To do:
Report each line of the listing below that holds "JSON".
▼▼▼
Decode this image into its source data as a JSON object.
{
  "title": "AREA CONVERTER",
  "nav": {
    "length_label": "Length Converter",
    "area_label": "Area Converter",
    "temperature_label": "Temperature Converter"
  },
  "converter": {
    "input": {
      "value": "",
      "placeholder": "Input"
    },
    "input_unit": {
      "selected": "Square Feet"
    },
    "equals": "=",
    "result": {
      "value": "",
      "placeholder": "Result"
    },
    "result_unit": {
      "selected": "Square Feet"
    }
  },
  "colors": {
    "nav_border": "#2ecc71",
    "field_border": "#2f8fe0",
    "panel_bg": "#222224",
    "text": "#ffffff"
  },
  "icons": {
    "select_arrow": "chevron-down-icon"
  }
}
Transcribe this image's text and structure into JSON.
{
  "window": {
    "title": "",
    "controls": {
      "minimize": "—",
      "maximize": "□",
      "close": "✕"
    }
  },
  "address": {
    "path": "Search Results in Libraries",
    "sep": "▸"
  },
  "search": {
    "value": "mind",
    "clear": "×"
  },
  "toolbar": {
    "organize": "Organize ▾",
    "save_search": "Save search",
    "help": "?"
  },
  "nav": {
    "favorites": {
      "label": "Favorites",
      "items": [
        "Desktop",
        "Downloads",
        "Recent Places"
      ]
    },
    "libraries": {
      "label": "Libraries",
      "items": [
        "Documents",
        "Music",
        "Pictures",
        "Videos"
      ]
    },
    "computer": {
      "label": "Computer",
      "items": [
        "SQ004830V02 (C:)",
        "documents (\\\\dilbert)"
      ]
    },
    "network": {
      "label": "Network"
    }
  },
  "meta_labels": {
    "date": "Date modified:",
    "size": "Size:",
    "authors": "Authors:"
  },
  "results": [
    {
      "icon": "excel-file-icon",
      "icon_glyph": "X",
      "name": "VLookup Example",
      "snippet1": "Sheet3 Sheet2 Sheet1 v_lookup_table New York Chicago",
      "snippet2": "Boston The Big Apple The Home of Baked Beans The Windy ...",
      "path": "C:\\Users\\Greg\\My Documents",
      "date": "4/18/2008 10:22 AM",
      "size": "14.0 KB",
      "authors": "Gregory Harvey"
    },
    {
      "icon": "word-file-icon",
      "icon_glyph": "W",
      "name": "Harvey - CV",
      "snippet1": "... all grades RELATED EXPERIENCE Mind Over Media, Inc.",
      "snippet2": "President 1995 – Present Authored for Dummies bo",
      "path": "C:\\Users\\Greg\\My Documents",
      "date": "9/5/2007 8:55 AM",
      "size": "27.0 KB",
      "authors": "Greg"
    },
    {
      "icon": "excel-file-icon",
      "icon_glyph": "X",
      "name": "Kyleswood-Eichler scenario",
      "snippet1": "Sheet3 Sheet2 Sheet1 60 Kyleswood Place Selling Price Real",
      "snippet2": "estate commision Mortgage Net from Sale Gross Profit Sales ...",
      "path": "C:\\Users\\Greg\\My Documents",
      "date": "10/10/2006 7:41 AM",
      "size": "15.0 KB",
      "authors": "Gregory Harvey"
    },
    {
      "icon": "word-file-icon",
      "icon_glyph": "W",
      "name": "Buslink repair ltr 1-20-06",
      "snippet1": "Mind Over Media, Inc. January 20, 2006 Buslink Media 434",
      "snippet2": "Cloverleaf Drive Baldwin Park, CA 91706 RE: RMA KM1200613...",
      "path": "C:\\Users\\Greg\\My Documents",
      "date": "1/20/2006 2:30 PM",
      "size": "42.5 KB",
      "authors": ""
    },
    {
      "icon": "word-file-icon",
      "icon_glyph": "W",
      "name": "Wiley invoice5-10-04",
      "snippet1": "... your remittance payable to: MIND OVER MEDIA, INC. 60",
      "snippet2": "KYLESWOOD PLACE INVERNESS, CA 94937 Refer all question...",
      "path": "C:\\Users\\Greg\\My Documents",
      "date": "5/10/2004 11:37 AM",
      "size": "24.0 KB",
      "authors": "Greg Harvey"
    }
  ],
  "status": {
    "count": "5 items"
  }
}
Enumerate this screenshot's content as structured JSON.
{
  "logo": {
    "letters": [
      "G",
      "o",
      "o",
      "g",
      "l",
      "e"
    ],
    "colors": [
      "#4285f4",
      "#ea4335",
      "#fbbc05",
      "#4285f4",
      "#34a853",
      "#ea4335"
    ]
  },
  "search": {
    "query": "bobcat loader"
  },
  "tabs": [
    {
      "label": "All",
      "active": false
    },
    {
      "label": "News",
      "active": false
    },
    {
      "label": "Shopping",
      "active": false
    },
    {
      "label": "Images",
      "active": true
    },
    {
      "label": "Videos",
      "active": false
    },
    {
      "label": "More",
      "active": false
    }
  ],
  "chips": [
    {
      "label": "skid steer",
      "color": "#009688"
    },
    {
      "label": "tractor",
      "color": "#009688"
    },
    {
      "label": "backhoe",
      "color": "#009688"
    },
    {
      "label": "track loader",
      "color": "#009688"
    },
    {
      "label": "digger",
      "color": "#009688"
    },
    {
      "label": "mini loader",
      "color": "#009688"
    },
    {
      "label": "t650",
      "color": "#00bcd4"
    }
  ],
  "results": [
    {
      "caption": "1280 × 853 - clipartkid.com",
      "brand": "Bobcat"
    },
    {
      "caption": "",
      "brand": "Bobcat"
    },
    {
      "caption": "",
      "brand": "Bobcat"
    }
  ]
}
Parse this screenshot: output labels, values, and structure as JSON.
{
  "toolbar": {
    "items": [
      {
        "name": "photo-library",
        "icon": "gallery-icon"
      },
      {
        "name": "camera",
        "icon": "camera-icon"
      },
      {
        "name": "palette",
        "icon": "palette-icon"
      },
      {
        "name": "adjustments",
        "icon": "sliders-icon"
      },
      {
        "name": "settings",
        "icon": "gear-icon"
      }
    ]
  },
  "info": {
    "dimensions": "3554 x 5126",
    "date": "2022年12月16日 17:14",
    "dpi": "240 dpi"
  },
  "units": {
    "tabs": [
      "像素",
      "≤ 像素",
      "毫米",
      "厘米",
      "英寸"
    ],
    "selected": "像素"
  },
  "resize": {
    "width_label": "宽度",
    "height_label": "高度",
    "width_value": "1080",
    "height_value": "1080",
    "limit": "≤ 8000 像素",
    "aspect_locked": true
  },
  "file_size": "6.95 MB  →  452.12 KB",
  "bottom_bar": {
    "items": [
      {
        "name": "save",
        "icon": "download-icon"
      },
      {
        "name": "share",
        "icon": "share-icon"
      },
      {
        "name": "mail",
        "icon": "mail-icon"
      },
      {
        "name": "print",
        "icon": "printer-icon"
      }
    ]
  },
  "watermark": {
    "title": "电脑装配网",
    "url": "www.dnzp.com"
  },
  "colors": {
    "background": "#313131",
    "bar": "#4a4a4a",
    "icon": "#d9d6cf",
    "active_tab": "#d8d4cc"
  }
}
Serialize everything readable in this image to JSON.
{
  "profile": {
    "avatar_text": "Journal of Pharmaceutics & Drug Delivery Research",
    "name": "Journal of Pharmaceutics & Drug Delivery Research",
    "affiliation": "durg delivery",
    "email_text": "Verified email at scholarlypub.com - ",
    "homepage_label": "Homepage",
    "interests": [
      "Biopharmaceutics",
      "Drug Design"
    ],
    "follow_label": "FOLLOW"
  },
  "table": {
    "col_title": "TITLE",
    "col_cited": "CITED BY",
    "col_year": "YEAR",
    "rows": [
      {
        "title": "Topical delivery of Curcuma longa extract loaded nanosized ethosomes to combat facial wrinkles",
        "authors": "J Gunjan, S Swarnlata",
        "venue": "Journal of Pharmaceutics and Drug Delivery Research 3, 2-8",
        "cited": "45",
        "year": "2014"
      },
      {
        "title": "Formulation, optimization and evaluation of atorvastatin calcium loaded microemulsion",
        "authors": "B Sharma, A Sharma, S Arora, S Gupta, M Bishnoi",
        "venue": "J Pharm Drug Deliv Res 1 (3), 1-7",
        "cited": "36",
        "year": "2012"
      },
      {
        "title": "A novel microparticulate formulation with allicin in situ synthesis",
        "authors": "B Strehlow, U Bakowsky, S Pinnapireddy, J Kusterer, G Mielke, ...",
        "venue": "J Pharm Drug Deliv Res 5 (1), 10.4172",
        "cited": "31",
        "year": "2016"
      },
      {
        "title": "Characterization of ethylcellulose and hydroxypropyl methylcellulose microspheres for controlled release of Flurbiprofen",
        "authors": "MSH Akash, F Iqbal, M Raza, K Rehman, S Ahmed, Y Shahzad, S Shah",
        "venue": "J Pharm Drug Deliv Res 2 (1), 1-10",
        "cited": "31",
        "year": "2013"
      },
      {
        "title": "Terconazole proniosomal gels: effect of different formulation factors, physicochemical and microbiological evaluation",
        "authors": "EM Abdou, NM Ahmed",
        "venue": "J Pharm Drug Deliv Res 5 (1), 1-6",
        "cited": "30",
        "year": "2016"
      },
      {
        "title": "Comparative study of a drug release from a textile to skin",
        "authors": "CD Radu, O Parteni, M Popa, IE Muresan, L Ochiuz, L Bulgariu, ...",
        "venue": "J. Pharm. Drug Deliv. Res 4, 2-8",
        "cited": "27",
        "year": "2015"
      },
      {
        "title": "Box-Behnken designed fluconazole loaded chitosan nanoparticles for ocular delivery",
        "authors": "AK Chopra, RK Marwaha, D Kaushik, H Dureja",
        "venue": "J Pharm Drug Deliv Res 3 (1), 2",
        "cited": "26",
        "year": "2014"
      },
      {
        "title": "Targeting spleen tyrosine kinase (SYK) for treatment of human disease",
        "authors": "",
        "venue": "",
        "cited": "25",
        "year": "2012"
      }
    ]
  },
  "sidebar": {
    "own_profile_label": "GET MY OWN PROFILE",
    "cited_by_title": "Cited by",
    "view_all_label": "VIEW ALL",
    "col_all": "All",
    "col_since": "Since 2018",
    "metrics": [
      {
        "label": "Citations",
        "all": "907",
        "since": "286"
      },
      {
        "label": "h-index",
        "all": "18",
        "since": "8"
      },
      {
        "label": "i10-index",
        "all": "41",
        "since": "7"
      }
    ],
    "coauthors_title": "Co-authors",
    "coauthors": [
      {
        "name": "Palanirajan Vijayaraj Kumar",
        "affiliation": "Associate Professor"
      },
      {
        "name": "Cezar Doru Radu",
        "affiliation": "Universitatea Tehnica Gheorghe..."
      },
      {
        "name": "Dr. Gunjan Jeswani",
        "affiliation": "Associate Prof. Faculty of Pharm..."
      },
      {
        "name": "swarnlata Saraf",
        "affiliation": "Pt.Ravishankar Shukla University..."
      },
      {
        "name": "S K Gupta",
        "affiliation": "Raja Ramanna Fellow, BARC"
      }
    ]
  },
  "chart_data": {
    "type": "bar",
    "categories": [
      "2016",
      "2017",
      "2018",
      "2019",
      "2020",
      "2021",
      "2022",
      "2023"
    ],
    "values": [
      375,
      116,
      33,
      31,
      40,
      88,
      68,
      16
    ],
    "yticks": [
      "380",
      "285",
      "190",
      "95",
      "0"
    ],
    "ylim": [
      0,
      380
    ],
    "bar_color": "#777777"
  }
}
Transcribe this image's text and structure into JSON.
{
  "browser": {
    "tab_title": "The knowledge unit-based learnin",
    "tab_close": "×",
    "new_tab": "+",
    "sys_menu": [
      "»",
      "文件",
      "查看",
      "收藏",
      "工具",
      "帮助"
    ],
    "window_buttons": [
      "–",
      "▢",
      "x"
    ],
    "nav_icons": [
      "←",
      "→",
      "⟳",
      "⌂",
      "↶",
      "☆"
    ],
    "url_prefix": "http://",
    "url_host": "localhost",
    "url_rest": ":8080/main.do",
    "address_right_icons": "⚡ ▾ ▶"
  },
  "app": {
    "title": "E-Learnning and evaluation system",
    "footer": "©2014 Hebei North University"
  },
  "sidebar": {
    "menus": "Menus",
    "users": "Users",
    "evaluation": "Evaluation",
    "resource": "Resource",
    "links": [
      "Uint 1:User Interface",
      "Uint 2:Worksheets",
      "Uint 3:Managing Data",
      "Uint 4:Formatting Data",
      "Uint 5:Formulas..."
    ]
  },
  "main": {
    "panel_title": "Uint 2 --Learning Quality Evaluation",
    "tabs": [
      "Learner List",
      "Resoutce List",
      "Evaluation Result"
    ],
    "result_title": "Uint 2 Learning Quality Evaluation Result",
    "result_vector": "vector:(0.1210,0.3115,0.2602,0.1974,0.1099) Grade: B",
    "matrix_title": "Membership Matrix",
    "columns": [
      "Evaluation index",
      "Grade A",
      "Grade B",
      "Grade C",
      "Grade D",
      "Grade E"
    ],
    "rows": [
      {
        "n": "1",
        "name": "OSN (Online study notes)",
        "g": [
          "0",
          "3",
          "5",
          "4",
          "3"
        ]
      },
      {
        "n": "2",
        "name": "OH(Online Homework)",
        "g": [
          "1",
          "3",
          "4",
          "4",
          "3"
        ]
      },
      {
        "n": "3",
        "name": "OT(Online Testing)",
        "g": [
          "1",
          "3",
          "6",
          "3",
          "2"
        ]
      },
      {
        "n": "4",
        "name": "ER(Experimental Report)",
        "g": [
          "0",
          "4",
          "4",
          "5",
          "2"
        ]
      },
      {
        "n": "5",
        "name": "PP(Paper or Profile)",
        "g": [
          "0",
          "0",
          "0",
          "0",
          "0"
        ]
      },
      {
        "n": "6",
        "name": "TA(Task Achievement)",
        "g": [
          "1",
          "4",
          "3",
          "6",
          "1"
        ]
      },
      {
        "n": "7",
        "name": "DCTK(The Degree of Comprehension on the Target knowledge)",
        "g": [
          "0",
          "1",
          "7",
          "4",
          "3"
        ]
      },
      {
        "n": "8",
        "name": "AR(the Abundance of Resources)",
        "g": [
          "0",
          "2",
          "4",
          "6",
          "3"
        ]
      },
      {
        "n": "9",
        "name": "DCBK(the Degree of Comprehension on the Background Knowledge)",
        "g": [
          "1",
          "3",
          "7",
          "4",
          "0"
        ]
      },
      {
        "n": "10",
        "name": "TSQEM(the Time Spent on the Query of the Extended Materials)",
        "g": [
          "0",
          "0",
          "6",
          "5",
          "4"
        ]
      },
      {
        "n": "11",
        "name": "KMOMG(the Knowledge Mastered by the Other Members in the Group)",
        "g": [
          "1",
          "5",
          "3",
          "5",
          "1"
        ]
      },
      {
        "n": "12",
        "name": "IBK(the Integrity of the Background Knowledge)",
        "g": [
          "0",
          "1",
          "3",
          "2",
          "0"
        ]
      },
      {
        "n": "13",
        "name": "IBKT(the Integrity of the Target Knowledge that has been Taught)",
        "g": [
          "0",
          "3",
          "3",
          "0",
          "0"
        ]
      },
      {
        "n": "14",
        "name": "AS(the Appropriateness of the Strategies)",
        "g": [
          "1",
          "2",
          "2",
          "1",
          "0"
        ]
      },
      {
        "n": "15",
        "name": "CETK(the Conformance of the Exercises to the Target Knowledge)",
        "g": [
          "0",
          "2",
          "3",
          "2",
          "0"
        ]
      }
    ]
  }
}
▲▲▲
Solution to this task:
Decode this image into its source data as a JSON object.
Transcribe this image's text and structure into JSON.
Enumerate this screenshot's content as structured JSON.
Parse this screenshot: output labels, values, and structure as JSON.
Serialize everything readable in this image to JSON.
Transcribe this image's text and structure into JSON.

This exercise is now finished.